Dalwhinnie is not one of my favorite whiskies. I’ve always felt it was trying to do the same thing that The Balvenie does but with less success. That’s a totally unfair characterization, so let’s forget I said it and proceed with tasting the whisky. As an ex-bourbon matured single malt without an age statement, and at the now-fairly-standard 43% ABV, there isn’t much else to say about how it was made.
The marketing materials (much like Johnnie Walker White Walker) suggest freezing the bottle. I didn’t, because I think that dulls the flavor too much, but then I’m not a big scotch-on-the-rocks drinker either. Try it if you like, I don’t judge.
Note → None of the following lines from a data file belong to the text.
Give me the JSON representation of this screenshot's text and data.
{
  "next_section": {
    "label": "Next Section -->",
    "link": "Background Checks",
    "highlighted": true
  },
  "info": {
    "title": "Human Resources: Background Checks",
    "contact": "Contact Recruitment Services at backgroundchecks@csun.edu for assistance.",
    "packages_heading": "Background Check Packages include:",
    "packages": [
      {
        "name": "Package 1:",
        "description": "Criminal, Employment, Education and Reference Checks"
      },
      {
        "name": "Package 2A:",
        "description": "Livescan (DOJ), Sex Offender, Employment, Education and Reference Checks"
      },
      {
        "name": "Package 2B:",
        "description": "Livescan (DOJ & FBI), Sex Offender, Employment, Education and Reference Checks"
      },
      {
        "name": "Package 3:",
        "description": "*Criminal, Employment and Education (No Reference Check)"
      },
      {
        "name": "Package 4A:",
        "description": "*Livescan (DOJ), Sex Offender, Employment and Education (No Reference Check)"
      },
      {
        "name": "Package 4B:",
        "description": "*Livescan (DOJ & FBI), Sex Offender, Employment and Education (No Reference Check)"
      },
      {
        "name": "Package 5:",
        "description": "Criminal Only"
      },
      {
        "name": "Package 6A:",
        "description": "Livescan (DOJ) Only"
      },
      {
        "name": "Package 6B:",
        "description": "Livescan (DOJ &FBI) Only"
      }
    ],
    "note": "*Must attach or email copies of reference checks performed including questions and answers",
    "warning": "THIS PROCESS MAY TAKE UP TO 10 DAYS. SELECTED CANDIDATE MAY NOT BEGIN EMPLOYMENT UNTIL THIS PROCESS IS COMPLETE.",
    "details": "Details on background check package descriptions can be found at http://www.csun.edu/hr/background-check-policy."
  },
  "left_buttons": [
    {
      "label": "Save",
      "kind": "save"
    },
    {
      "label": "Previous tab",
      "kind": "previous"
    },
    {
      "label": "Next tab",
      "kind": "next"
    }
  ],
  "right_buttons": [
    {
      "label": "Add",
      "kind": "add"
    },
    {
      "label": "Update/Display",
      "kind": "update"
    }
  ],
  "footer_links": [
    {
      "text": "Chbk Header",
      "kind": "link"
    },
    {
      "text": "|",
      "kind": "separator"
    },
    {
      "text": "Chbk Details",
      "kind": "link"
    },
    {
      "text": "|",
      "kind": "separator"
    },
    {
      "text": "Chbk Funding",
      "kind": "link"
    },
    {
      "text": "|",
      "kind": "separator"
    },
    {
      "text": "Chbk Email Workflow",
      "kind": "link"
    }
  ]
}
Nose: Sweet, pure, honeyed, forward. Smells like Oban, with overtones of ripe orchard fruit (peaches, apricots), plus some tart tropical fruits (kiwi, key lime, feijoa). Downright lovely.
Palate: Medium bodied. Tart. Mild tongue burn. A wisp of curling fruitwood smoke. Some of the tropical fruit remains, but not a lot of malty undertone. It feels a little thin (in flavor, not body).
Finish: Medium-short and warming. Most of the same tart fruit notes carry through the finish, which becomes a little too bitter and acrid. Fades quickly without evolving, leaving only a ghost of lime peel.
With Water: A few drops of water successfully re-awaken the tart fruit aromas, so try that if your glass gets a little bland. The palate seems thinner, but the finish is a little less bitter. Try both without and with water.
Overall: The aroma on this is perfection, and the palate (although thin) is not far off. However, the relative youth of this vatting comes through in the quick and forgettable finish. Still, for recent sale prices this is an easy drinker with much to recommend it. If you see it for anything near what I paid ($22), snag a bottle.
It’s crazy to me that you’re able to find these bottles so cheap. The Mortlach has been taking up shelf space in my area for quite some time. The $186 price tag probably has something to do with that.
I use this web site frequently and always see discounted GOT bottles being fount. None of that here in CT
Yeah, it’s not across the board, and most of the retail locations that I got these good prices at are out of stock (because of the sales, no doubt). If you want these bottles I’d say have patience, eventually the holdouts will lower prices to get rid of inventory that has zero marketing behind it.